* [ASSIGNMENT] Go through the records and report each line in which the word "cond" occurs.

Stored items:
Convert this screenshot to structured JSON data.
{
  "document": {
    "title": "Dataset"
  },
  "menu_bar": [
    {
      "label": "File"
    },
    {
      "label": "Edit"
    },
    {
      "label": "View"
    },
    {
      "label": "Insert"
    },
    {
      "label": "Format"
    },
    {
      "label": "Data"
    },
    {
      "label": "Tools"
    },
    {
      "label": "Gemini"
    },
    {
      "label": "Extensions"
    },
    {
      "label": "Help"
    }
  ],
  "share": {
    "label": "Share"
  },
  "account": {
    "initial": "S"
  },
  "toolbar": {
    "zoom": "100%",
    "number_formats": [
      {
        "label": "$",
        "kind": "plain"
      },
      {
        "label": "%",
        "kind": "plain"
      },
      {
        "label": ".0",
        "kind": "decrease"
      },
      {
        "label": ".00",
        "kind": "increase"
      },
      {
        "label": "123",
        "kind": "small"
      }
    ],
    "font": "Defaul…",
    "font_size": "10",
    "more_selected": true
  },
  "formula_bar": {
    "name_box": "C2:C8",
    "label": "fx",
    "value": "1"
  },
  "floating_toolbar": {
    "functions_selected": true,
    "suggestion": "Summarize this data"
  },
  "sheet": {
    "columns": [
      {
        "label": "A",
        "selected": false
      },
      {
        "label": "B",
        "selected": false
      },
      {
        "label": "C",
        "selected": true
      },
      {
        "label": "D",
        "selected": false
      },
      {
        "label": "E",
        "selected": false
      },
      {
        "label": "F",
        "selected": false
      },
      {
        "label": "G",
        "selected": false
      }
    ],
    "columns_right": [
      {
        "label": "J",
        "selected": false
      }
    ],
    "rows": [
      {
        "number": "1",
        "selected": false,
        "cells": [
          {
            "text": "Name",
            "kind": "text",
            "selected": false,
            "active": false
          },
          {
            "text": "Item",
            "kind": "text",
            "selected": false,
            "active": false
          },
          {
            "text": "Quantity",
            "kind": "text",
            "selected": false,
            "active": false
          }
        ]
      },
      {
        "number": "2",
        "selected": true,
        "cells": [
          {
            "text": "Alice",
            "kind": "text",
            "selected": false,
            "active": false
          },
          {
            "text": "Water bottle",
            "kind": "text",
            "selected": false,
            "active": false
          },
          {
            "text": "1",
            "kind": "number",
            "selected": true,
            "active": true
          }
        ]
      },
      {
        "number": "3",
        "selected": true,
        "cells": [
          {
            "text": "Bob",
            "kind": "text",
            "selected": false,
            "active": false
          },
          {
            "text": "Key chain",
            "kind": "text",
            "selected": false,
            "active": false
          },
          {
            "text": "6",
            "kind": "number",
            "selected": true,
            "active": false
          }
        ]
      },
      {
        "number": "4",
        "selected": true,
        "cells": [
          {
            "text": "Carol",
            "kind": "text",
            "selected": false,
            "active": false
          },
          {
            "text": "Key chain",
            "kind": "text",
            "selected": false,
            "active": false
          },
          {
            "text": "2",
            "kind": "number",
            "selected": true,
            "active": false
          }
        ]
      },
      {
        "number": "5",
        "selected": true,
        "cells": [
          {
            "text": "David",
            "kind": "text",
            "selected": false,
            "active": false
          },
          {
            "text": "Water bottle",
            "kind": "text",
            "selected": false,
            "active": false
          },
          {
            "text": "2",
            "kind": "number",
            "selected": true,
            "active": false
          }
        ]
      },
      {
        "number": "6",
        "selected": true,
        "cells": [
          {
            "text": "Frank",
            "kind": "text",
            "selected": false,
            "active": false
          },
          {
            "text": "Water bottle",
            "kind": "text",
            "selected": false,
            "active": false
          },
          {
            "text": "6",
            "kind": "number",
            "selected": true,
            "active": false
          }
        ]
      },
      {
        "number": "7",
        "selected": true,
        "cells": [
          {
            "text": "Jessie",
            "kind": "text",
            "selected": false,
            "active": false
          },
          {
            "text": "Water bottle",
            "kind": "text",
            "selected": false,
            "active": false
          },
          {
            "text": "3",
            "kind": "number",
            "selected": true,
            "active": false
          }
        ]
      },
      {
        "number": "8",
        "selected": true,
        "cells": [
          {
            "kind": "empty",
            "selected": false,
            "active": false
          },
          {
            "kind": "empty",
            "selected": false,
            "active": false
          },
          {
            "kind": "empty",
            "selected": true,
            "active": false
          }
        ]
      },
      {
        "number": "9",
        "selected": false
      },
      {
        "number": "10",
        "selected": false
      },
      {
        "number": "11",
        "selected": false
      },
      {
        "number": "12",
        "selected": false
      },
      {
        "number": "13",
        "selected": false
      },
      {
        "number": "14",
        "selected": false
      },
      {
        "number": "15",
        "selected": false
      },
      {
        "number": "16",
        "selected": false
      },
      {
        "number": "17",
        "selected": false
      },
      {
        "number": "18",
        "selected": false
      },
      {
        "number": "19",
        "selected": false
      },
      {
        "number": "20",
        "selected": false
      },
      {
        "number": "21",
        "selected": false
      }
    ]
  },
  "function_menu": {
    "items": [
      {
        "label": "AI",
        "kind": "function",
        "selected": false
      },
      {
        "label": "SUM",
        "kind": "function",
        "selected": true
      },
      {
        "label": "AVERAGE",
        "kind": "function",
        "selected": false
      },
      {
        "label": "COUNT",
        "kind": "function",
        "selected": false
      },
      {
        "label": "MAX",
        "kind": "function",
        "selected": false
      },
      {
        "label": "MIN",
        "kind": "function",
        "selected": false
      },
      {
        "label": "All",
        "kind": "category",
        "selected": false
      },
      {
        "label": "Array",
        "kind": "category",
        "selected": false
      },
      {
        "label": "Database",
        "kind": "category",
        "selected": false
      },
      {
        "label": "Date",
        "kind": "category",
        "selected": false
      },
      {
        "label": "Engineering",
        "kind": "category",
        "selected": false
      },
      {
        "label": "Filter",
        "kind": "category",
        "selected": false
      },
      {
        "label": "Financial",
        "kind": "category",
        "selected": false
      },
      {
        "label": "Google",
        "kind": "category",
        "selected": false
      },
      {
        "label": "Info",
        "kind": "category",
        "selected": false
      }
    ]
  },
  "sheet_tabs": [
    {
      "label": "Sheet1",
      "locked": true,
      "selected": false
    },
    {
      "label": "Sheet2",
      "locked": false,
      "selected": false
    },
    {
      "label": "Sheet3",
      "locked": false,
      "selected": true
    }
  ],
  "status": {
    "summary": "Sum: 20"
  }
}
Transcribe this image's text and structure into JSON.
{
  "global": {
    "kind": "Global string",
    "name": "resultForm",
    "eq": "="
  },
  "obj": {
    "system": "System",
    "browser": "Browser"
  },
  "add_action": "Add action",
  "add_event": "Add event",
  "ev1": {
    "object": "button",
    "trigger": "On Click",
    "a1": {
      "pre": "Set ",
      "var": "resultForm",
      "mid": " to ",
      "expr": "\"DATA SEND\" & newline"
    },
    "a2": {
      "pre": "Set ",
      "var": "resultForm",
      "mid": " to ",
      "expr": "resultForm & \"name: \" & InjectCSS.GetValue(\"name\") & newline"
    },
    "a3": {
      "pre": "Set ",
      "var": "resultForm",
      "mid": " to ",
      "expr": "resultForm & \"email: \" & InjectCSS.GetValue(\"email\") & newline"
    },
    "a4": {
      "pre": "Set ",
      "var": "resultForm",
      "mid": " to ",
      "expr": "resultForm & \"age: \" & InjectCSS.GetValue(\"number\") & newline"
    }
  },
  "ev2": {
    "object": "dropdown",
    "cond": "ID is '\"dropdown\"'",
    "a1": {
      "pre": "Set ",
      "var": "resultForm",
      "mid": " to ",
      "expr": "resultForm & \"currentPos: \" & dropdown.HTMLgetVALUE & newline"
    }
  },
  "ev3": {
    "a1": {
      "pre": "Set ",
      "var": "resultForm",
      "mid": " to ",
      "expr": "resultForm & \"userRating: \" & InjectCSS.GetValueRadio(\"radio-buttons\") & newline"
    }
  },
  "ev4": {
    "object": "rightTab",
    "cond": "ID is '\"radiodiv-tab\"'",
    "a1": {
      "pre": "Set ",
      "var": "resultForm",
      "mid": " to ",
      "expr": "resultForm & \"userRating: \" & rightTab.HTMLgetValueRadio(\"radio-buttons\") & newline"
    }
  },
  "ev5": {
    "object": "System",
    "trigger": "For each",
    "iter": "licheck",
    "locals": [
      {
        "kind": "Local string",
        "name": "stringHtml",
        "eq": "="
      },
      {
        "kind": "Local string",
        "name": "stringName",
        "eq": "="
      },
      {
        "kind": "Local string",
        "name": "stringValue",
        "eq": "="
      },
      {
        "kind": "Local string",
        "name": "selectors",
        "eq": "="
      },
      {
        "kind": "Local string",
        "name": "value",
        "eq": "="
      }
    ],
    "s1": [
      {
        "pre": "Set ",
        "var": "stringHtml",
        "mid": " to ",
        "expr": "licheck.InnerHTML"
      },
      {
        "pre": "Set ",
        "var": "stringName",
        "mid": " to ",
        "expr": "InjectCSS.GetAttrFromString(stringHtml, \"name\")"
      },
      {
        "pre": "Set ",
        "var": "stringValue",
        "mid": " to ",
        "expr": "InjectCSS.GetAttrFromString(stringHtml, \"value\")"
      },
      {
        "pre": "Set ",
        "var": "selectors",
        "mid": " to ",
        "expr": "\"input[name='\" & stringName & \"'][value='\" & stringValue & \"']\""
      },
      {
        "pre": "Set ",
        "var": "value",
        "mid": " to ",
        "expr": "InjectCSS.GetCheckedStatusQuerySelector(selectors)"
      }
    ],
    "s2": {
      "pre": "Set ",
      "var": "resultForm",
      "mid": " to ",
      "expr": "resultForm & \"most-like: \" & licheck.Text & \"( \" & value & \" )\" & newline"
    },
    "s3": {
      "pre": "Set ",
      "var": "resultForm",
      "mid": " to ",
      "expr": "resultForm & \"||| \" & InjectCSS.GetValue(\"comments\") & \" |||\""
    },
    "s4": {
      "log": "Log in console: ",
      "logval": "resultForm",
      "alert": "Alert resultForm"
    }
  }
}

* [SOLUTION BELOW]
    "cond": "ID is '\"dropdown\"'",
    "cond": "ID is '\"radiodiv-tab\"'",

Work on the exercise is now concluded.